Find every line in the data that contains the word "Elimina". Return each of those lines.

*** Opening MATERIAL PROVIDED ***

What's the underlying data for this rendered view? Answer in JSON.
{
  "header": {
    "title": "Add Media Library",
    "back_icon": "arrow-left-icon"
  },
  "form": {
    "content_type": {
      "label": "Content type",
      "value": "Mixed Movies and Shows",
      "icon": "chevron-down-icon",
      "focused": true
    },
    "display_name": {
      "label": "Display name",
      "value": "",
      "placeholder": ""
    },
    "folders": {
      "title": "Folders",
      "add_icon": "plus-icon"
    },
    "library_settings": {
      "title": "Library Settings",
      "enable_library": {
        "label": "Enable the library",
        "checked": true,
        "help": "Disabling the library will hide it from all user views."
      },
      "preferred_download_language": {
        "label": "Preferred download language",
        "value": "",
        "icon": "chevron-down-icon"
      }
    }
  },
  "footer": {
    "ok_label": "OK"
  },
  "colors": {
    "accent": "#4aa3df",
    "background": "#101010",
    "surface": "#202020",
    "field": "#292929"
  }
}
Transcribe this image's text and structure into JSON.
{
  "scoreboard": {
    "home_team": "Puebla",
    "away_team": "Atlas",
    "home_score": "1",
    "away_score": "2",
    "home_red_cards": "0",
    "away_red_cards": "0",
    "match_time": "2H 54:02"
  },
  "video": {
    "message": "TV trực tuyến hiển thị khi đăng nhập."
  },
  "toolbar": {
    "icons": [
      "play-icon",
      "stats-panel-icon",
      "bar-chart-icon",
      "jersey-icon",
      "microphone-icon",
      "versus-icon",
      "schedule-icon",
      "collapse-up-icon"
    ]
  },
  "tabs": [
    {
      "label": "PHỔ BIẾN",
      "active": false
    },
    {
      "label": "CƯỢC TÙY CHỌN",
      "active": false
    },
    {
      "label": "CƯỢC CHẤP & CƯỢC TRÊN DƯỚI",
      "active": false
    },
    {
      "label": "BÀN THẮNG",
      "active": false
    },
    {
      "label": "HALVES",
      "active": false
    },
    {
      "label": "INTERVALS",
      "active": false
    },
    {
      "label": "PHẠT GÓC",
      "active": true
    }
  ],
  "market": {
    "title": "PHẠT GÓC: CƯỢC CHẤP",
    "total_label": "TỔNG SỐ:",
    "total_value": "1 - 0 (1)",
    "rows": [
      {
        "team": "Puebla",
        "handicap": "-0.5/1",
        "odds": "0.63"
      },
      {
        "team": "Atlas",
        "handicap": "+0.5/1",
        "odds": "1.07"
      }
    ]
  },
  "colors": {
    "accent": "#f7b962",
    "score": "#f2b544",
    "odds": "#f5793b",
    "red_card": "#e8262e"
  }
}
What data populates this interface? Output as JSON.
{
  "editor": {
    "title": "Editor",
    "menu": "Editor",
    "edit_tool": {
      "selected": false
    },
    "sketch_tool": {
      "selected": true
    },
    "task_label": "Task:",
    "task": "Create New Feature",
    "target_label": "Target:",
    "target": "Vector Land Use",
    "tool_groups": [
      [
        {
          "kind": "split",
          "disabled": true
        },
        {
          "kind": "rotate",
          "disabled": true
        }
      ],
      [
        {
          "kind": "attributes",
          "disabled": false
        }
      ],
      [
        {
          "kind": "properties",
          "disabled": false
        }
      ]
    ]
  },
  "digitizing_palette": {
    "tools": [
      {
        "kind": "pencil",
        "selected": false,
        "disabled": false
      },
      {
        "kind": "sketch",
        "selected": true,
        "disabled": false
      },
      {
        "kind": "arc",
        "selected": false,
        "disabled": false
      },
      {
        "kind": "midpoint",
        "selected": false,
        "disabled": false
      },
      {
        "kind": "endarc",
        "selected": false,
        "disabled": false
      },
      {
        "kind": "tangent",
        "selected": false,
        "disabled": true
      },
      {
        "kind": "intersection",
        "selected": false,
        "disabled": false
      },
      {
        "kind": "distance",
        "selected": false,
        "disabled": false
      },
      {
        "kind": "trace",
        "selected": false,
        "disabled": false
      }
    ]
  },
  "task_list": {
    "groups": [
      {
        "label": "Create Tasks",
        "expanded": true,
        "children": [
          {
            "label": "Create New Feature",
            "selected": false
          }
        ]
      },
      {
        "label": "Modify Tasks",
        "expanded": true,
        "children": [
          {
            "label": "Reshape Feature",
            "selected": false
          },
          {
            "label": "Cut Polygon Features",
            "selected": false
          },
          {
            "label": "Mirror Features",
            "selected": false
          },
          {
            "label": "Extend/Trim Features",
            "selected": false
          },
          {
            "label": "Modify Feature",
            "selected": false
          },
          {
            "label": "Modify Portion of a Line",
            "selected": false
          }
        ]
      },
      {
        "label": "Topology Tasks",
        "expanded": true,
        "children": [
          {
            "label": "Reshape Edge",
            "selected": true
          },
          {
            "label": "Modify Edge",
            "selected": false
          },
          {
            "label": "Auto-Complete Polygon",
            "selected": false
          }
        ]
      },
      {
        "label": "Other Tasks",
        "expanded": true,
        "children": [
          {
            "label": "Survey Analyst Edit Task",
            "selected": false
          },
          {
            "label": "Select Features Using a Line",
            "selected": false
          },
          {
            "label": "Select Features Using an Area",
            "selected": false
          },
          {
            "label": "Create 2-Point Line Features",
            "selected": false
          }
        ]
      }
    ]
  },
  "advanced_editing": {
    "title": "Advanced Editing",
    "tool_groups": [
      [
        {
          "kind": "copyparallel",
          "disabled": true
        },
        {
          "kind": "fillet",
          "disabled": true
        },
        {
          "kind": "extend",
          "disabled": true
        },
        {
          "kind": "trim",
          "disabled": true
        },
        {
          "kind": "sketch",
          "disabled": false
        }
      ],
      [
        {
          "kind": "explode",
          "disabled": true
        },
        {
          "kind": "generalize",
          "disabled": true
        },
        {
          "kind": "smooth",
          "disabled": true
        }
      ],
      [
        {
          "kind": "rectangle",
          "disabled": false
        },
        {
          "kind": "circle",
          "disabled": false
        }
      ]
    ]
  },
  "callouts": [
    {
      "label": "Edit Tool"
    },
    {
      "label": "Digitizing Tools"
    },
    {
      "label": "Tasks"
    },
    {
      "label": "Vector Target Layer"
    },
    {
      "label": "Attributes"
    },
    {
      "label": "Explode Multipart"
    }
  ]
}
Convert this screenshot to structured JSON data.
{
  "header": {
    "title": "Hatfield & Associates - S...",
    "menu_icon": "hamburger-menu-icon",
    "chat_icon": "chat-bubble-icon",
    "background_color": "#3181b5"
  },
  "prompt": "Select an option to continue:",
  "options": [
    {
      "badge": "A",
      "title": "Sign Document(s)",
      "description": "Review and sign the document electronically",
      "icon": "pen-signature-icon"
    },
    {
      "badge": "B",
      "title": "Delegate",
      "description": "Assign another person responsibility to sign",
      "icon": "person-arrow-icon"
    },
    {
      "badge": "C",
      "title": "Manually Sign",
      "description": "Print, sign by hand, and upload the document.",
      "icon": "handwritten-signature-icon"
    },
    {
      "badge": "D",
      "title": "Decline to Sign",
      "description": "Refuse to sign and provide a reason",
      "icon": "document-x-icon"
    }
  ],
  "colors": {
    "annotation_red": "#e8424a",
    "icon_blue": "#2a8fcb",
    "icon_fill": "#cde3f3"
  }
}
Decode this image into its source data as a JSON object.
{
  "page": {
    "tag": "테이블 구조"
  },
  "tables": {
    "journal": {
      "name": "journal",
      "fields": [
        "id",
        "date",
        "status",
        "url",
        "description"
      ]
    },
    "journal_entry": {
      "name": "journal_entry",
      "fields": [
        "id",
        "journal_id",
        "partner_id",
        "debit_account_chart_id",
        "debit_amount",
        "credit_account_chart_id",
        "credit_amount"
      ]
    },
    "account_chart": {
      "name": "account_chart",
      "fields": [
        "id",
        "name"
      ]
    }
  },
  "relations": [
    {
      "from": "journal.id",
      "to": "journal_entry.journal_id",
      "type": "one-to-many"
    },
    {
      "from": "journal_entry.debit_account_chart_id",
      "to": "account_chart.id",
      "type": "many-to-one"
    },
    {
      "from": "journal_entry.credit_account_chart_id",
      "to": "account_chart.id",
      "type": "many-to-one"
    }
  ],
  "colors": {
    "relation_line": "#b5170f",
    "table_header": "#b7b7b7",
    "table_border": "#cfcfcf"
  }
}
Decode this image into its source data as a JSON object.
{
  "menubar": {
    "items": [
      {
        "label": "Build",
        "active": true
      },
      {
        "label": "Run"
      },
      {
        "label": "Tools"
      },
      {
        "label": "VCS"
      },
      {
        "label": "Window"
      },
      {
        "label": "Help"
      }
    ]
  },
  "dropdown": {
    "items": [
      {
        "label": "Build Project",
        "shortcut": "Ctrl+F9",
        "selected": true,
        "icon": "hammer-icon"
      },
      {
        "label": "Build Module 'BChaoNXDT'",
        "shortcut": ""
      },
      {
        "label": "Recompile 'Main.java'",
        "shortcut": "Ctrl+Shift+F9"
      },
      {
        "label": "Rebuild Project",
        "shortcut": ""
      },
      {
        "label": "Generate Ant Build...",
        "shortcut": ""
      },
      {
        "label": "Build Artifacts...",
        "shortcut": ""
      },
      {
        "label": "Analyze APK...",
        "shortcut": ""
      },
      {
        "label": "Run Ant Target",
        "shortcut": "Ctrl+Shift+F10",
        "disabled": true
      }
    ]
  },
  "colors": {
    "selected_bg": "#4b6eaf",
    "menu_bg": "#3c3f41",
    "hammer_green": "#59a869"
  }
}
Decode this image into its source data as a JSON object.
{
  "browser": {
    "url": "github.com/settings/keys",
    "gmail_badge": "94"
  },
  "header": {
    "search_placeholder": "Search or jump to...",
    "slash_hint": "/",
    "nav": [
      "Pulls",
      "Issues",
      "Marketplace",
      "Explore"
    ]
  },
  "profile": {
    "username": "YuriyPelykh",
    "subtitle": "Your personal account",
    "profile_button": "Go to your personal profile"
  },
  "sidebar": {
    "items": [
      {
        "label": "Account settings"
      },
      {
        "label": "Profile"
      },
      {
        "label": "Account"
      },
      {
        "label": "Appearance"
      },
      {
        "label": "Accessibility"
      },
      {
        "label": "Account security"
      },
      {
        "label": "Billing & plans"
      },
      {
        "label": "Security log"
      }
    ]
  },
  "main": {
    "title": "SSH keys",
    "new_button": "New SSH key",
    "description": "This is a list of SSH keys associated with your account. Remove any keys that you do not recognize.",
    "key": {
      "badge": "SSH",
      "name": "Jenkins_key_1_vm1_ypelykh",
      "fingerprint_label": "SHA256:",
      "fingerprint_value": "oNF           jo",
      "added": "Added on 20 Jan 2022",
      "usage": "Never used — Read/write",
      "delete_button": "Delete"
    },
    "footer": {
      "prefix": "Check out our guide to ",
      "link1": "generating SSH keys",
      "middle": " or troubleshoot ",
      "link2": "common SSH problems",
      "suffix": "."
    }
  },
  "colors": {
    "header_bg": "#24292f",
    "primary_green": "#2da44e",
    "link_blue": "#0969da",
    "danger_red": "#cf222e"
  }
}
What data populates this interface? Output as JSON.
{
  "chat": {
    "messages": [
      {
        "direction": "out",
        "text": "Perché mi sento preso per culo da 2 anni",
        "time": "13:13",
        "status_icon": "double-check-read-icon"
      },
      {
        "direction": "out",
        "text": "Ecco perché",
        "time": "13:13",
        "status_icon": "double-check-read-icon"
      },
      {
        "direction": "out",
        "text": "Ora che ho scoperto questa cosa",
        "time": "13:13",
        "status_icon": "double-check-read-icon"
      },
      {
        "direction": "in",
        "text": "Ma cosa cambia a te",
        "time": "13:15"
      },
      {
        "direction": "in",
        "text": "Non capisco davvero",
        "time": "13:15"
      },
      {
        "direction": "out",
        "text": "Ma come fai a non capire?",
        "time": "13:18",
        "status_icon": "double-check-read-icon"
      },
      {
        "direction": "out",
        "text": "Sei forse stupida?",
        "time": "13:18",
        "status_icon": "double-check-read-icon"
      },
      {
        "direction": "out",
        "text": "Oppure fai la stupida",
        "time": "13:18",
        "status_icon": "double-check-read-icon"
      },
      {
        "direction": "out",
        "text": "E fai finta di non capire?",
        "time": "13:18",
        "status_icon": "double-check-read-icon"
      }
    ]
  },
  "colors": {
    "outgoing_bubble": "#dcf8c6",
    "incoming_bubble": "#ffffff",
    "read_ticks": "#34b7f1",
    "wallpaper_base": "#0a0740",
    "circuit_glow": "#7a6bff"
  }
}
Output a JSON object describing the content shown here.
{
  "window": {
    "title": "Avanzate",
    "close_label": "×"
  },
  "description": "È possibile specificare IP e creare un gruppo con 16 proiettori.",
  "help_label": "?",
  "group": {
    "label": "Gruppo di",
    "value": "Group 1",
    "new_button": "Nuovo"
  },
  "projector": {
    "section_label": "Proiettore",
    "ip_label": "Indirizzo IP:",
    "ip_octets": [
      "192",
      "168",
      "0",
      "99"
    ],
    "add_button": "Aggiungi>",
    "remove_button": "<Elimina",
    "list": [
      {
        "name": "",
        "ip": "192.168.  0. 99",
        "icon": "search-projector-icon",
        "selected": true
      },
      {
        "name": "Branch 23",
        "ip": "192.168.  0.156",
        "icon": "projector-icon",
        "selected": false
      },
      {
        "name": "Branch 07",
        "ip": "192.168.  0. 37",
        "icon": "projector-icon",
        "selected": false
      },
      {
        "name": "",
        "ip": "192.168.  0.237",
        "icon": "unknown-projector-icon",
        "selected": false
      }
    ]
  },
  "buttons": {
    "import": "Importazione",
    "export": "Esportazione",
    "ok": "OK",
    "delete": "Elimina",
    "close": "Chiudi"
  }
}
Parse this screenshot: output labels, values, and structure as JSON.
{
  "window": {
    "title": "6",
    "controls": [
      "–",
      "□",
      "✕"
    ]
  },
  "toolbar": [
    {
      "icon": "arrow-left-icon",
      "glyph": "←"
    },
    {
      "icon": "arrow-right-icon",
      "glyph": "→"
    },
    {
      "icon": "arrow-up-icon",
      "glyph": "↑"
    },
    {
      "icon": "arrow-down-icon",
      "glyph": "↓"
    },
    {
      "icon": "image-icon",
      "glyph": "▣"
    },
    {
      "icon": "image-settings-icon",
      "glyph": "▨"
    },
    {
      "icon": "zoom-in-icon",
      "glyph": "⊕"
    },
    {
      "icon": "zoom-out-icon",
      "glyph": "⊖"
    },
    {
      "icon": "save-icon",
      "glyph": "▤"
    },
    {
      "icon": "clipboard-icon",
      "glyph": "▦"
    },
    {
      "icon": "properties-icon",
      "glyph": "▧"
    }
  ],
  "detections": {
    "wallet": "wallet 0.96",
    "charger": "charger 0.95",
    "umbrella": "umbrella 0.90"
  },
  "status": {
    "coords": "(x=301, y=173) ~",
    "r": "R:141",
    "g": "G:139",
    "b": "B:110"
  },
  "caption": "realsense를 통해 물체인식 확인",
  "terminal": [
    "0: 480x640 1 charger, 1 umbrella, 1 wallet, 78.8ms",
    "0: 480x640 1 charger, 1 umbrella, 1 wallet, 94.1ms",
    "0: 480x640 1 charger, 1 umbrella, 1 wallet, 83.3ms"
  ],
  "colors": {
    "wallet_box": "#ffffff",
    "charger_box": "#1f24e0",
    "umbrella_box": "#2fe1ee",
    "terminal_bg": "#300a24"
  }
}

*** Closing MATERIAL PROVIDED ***

— OUTPUT FOR THIS TASK —
    "remove_button": "<Elimina",
    "delete": "Elimina",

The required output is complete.